The problem – Go through the entries, filter for the word "value", and copy every line that has it.

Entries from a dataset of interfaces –
^^^^^^^^^^^^^^^^
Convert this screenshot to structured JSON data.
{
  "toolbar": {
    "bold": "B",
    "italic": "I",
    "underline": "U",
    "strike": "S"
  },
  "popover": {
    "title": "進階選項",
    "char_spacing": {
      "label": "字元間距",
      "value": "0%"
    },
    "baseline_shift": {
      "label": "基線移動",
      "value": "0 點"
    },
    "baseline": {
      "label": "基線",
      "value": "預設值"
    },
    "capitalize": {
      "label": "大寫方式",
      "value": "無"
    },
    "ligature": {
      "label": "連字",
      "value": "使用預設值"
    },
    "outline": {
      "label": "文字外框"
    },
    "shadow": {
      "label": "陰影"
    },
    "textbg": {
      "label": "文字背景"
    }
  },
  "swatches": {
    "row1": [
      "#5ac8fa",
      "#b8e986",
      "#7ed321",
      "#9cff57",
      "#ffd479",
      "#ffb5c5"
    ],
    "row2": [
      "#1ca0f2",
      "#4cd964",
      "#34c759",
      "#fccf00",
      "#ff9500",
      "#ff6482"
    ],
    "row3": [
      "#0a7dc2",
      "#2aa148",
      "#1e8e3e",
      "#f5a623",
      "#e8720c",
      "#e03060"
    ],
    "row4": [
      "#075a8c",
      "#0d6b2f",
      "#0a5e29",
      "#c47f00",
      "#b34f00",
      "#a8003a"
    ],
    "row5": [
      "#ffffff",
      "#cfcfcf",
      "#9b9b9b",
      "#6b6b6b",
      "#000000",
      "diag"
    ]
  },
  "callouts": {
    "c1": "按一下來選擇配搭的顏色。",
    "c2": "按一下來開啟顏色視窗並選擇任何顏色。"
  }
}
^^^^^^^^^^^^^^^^
Your solution –
      "value": "0%"
      "value": "0 點"
      "value": "預設值"
      "value": "無"
      "value": "使用預設值"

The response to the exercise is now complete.